Hi Elzevera, good post. Writing and self editing feels a difficult chore sometimes. I feel like I sit and will write lot but could not find even few words. For this I have started writing in the morning and write only outline for the article. This has helped little bit. Thanks for this beautiful piece of writing.

Elzevera K. · 16/07/2018 at 16:19

Thank you for your kind words! The important thing when writing and/or self-editing start to feel like a chore, is to figure out where the resistance is coming from and how to counter that. Figure out where you can show yourself some kindness to make the process easier and more enjoyable 🙂 Writing in the morning when you’ve previously written at a later time is a great way of putting that into practice! When changes like that help a little bit, ask yourself how you could make another small change that could help a little bit more. That way, in the end, all the little bits add up to a big bit.

Andy Roessler · 16/07/2018 at 16:55

Excellent article and sage advice. I think it extremely wise of you to point out that we need to sincerely make efforts to take care of ourselves and that it isn’t a selfish thing but a necessity. Great job!

Elzevera · 16/07/2018 at 19:13

Hi Andy, thank you for your lovely comment! Having experienced myself what it’s like to forget your own needs and force your way through things you do because you want to enjoy them, I know I don’t want anyone else to have to experience that. Self-care is necessary, and it takes a different shape for everyone. Just like the perfect writing routine will take a different shape for everyone. Learning to listen to yourself and act accordingly is one of the most important things you can learn as a writer (and a human being in general), I think.

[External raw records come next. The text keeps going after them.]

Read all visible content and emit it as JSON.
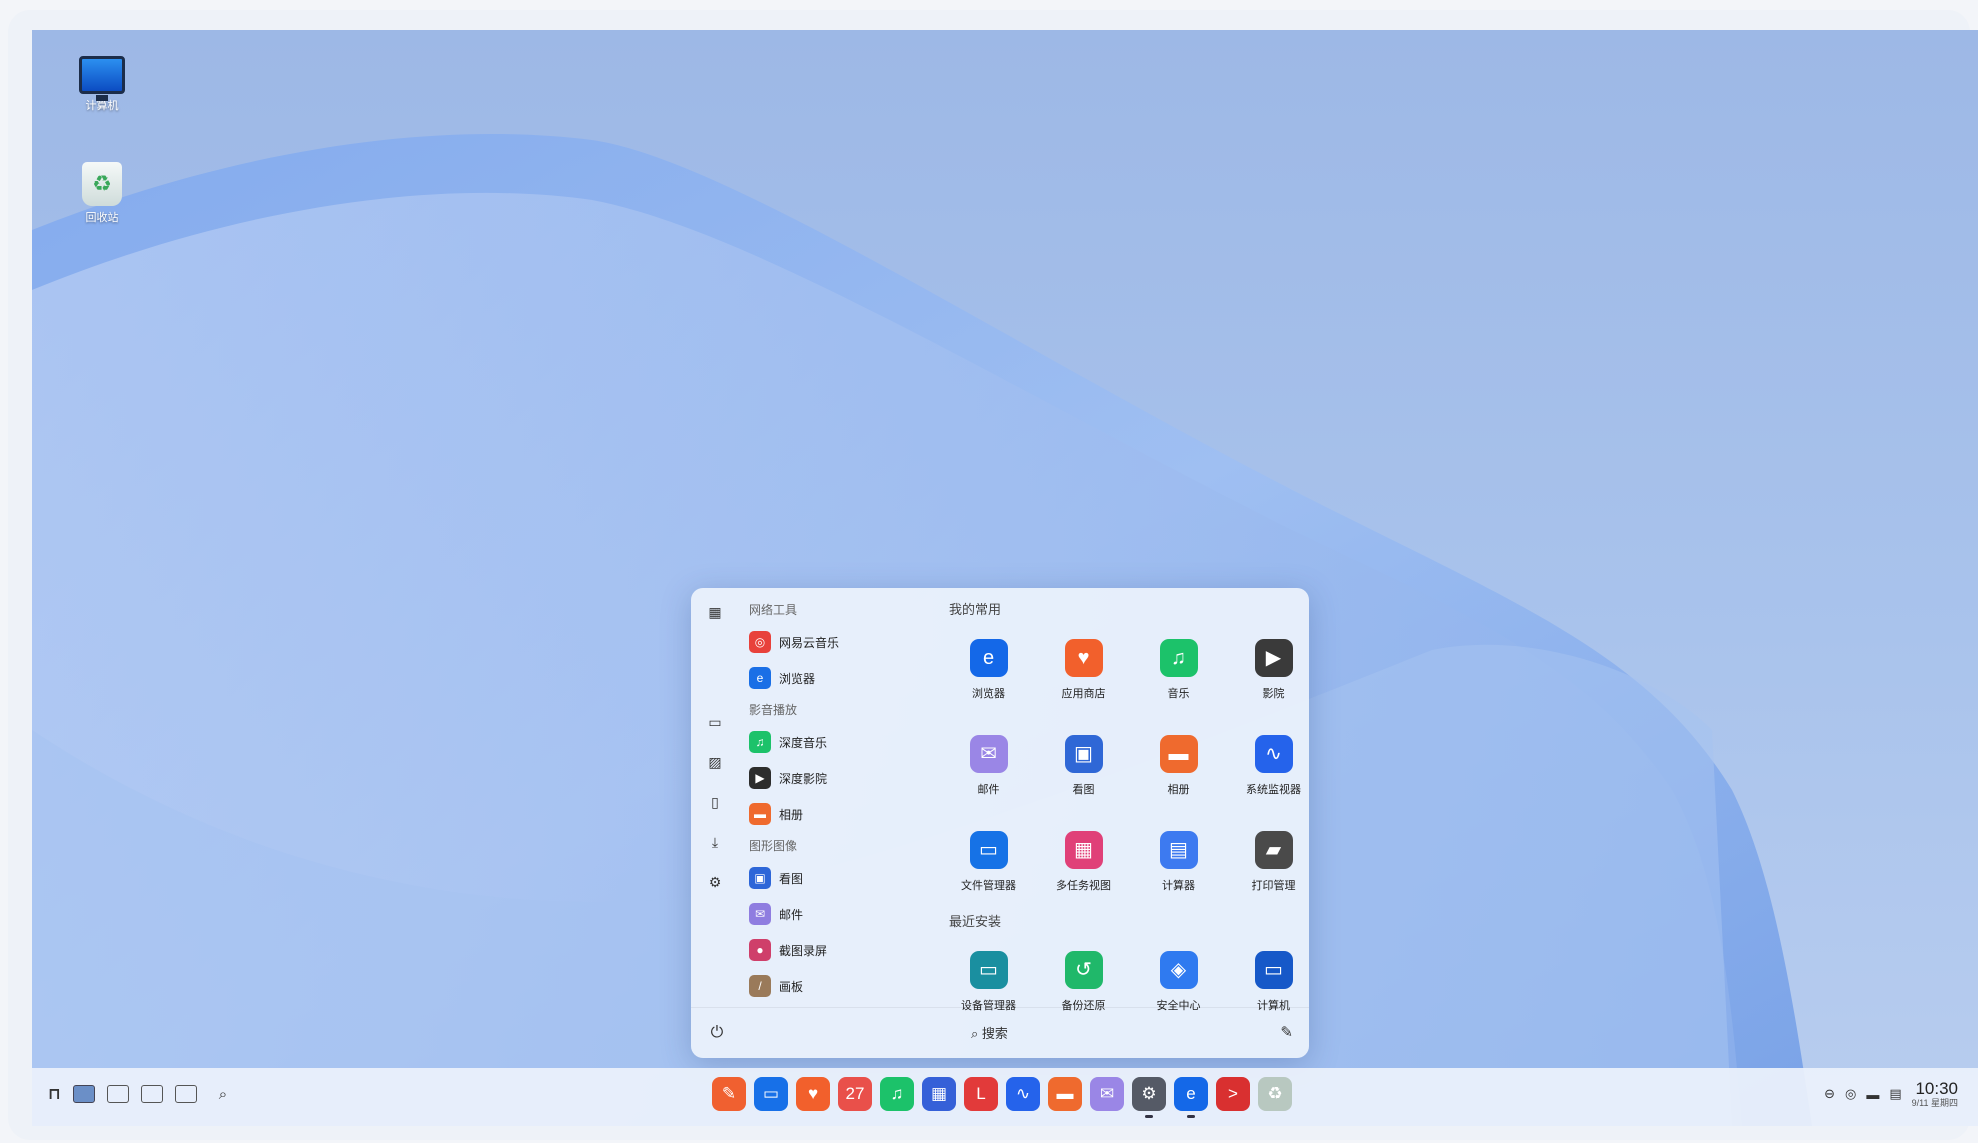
{
  "desktop": {
    "icons": [
      {
        "label": "计算机"
      },
      {
        "label": "回收站"
      }
    ]
  },
  "start_menu": {
    "sidebar_groups": [
      {
        "title": "网络工具",
        "items": [
          {
            "label": "网易云音乐",
            "color": "#e8413b",
            "glyph": "◎"
          },
          {
            "label": "浏览器",
            "color": "#1a6fe6",
            "glyph": "e"
          }
        ]
      },
      {
        "title": "影音播放",
        "items": [
          {
            "label": "深度音乐",
            "color": "#1cc26a",
            "glyph": "♫"
          },
          {
            "label": "深度影院",
            "color": "#2d2d2d",
            "glyph": "▶"
          },
          {
            "label": "相册",
            "color": "#ef6a2e",
            "glyph": "▬"
          }
        ]
      },
      {
        "title": "图形图像",
        "items": [
          {
            "label": "看图",
            "color": "#2d66d8",
            "glyph": "▣"
          },
          {
            "label": "邮件",
            "color": "#8f7de0",
            "glyph": "✉"
          },
          {
            "label": "截图录屏",
            "color": "#cf3f6a",
            "glyph": "●"
          },
          {
            "label": "画板",
            "color": "#9a7a5a",
            "glyph": "/"
          }
        ]
      }
    ],
    "favorites_title": "我的常用",
    "favorites": [
      {
        "label": "浏览器",
        "color": "#1468e8",
        "glyph": "e"
      },
      {
        "label": "应用商店",
        "color": "#f2602c",
        "glyph": "♥"
      },
      {
        "label": "音乐",
        "color": "#1cc26a",
        "glyph": "♫"
      },
      {
        "label": "影院",
        "color": "#3a3a3a",
        "glyph": "▶"
      },
      {
        "label": "邮件",
        "color": "#9a86e6",
        "glyph": "✉"
      },
      {
        "label": "看图",
        "color": "#2f67d6",
        "glyph": "▣"
      },
      {
        "label": "相册",
        "color": "#ef6a2e",
        "glyph": "▬"
      },
      {
        "label": "系统监视器",
        "color": "#2563eb",
        "glyph": "∿"
      },
      {
        "label": "文件管理器",
        "color": "#1672e6",
        "glyph": "▭"
      },
      {
        "label": "多任务视图",
        "color": "#e04078",
        "glyph": "▦"
      },
      {
        "label": "计算器",
        "color": "#3d7af0",
        "glyph": "▤"
      },
      {
        "label": "打印管理",
        "color": "#4a4a4a",
        "glyph": "▰"
      }
    ],
    "recent_title": "最近安装",
    "recent": [
      {
        "label": "设备管理器",
        "color": "#1a8fa0",
        "glyph": "▭"
      },
      {
        "label": "备份还原",
        "color": "#20b86a",
        "glyph": "↺"
      },
      {
        "label": "安全中心",
        "color": "#2f7af0",
        "glyph": "◈"
      },
      {
        "label": "计算机",
        "color": "#1658c8",
        "glyph": "▭"
      }
    ],
    "rail_icons": [
      "apps-icon",
      "document-icon",
      "picture-icon",
      "file-icon",
      "download-icon",
      "settings-icon"
    ],
    "search_placeholder": "搜索",
    "power_glyph": "⏻",
    "edit_glyph": "✎"
  },
  "taskbar": {
    "search_glyph": "⌕",
    "dock": [
      {
        "name": "file-manager-app",
        "color": "#f06030",
        "glyph": "✎",
        "running": false
      },
      {
        "name": "folder-app",
        "color": "#1770e8",
        "glyph": "▭",
        "running": false
      },
      {
        "name": "app-store-app",
        "color": "#f2602c",
        "glyph": "♥",
        "running": false
      },
      {
        "name": "calendar-app",
        "color": "#e9504a",
        "glyph": "27",
        "running": false
      },
      {
        "name": "music-app",
        "color": "#1cc26a",
        "glyph": "♫",
        "running": false
      },
      {
        "name": "launchpad-app",
        "color": "#3560d8",
        "glyph": "▦",
        "running": false
      },
      {
        "name": "contacts-app",
        "color": "#e23a3a",
        "glyph": "L",
        "running": false
      },
      {
        "name": "system-monitor-app",
        "color": "#2563eb",
        "glyph": "∿",
        "running": false
      },
      {
        "name": "photos-app",
        "color": "#ef6a2e",
        "glyph": "▬",
        "running": false
      },
      {
        "name": "mail-app",
        "color": "#9a86e6",
        "glyph": "✉",
        "running": false
      },
      {
        "name": "settings-app",
        "color": "#555a66",
        "glyph": "⚙",
        "running": true
      },
      {
        "name": "browser-app",
        "color": "#1468e8",
        "glyph": "e",
        "running": true
      },
      {
        "name": "terminal-app",
        "color": "#d93030",
        "glyph": ">",
        "running": false
      },
      {
        "name": "trash-app",
        "color": "#b8c8c0",
        "glyph": "♻",
        "running": false
      }
    ],
    "clock_time": "10:30",
    "clock_date": "9/11 星期四"
  }
}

Poe · 17/07/2018 at 02:22

I really like your approach of being flexible and individualizing the process. It’s a freeing idea!

Elzevera · 17/07/2018 at 05:55

Thank you! I’m glad my approach resonates with you and has a liberating effect ^^

Lilly · 17/07/2018 at 09:57

Beautiful site with fab advice.I started writing two short stories for children and has to do the editing.I will definitely sign up for your checklist.

Elzevera · 17/07/2018 at 12:27

Thank you very much! I’m glad you find my advice useful, and happy to hear you want to use the checklist 🙂 I hope you’ll find it helpful!

Emily · 21/07/2018 at 04:18

I always like reading more perspectives on writing and editing. I find the writing part to be the most fun and the editing part to be the least fun. I like writing for a set amount of time rather than daily word counts work out great. Love your comment about not comparing yourself to others. I think everyone could stand to compare ourselves to others less in life.

Elzevera · 22/07/2018 at 09:52

Hi Emily, thanks for your kind words! It’s very common for writers to prefer the writing part to the editing part of the writing process, but I think you’ll find that there’s actually plenty of writing and creativity involved in editing as well, which may make the process more fun for you ^^ You might like my other blog posts How Editing in Stages Can Save Your Sanity and 4 Common Misconceptions About Editing for more information on how to make editing fun.

Leave a Reply

Your email address will not be published. Required fields are marked *

If you enjoyed this post, you might also like...

Sign up for the newsletter